Problem statement: Your reply should be made up of every line in the records below that holds the string "code".

Data in this exercise:

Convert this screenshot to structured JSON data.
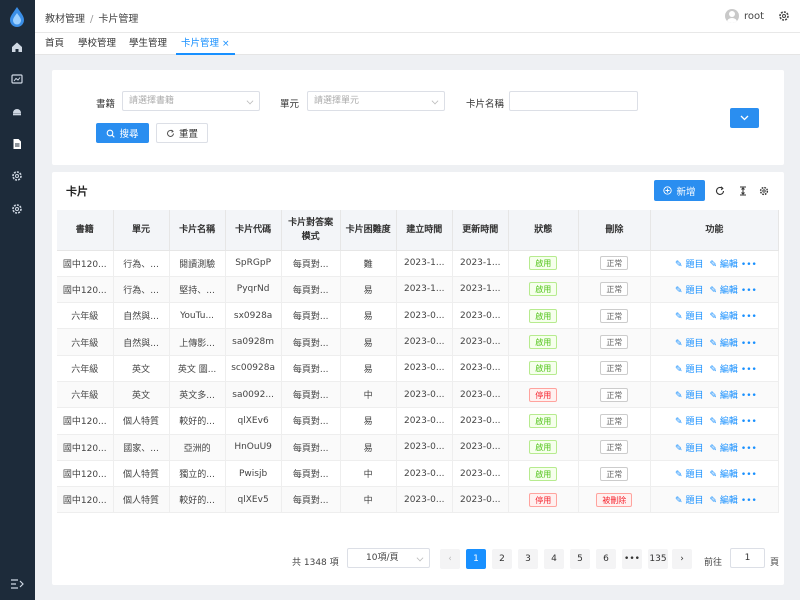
{
  "breadcrumb": {
    "root": "教材管理",
    "current": "卡片管理"
  },
  "user": {
    "name": "root"
  },
  "tabs": [
    {
      "label": "首頁"
    },
    {
      "label": "學校管理"
    },
    {
      "label": "學生管理"
    },
    {
      "label": "卡片管理",
      "close": "×"
    }
  ],
  "filter": {
    "book_label": "書籍",
    "book_placeholder": "請選擇書籍",
    "unit_label": "單元",
    "unit_placeholder": "請選擇單元",
    "name_label": "卡片名稱",
    "search_label": "搜尋",
    "reset_label": "重置"
  },
  "table": {
    "title": "卡片",
    "add_label": "新增",
    "headers": [
      "書籍",
      "單元",
      "卡片名稱",
      "卡片代碼",
      "卡片對答案模式",
      "卡片困難度",
      "建立時間",
      "更新時間",
      "狀態",
      "刪除",
      "功能"
    ],
    "action_topic": "題目",
    "action_edit": "編輯",
    "action_more": "•••",
    "rows": [
      {
        "book": "國中120...",
        "unit": "行為、...",
        "name": "閱讀測驗",
        "code": "SpRGpP",
        "mode": "每頁對...",
        "level": "難",
        "created": "2023-1...",
        "updated": "2023-1...",
        "status": "啟用",
        "del": "正常"
      },
      {
        "book": "國中120...",
        "unit": "行為、...",
        "name": "堅持、...",
        "code": "PyqrNd",
        "mode": "每頁對...",
        "level": "易",
        "created": "2023-1...",
        "updated": "2023-1...",
        "status": "啟用",
        "del": "正常"
      },
      {
        "book": "六年級",
        "unit": "自然與...",
        "name": "YouTu...",
        "code": "sx0928a",
        "mode": "每頁對...",
        "level": "易",
        "created": "2023-0...",
        "updated": "2023-0...",
        "status": "啟用",
        "del": "正常"
      },
      {
        "book": "六年級",
        "unit": "自然與...",
        "name": "上傳影...",
        "code": "sa0928m",
        "mode": "每頁對...",
        "level": "易",
        "created": "2023-0...",
        "updated": "2023-0...",
        "status": "啟用",
        "del": "正常"
      },
      {
        "book": "六年級",
        "unit": "英文",
        "name": "英文 圖...",
        "code": "sc00928a",
        "mode": "每頁對...",
        "level": "易",
        "created": "2023-0...",
        "updated": "2023-0...",
        "status": "啟用",
        "del": "正常"
      },
      {
        "book": "六年級",
        "unit": "英文",
        "name": "英文多...",
        "code": "sa0092...",
        "mode": "每頁對...",
        "level": "中",
        "created": "2023-0...",
        "updated": "2023-0...",
        "status": "停用",
        "del": "正常"
      },
      {
        "book": "國中120...",
        "unit": "個人特質",
        "name": "較好的...",
        "code": "qlXEv6",
        "mode": "每頁對...",
        "level": "易",
        "created": "2023-0...",
        "updated": "2023-0...",
        "status": "啟用",
        "del": "正常"
      },
      {
        "book": "國中120...",
        "unit": "國家、...",
        "name": "亞洲的",
        "code": "HnOuU9",
        "mode": "每頁對...",
        "level": "易",
        "created": "2023-0...",
        "updated": "2023-0...",
        "status": "啟用",
        "del": "正常"
      },
      {
        "book": "國中120...",
        "unit": "個人特質",
        "name": "獨立的...",
        "code": "Pwisjb",
        "mode": "每頁對...",
        "level": "中",
        "created": "2023-0...",
        "updated": "2023-0...",
        "status": "啟用",
        "del": "正常"
      },
      {
        "book": "國中120...",
        "unit": "個人特質",
        "name": "較好的...",
        "code": "qlXEv5",
        "mode": "每頁對...",
        "level": "中",
        "created": "2023-0...",
        "updated": "2023-0...",
        "status": "停用",
        "del": "被刪除"
      }
    ]
  },
  "pagination": {
    "total": "共 1348 項",
    "page_size": "10項/頁",
    "pages": [
      "1",
      "2",
      "3",
      "4",
      "5",
      "6",
      "•••",
      "135"
    ],
    "goto_label": "前往",
    "goto_value": "1",
    "goto_suffix": "頁"
  },
  "colors": {
    "primary": "#1890ff",
    "sidebar": "#1d2b3a"
  }
}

Your response:
        "code": "SpRGpP",
        "code": "PyqrNd",
        "code": "sx0928a",
        "code": "sa0928m",
        "code": "sc00928a",
        "code": "sa0092...",
        "code": "qlXEv6",
        "code": "HnOuU9",
        "code": "Pwisjb",
        "code": "qlXEv5",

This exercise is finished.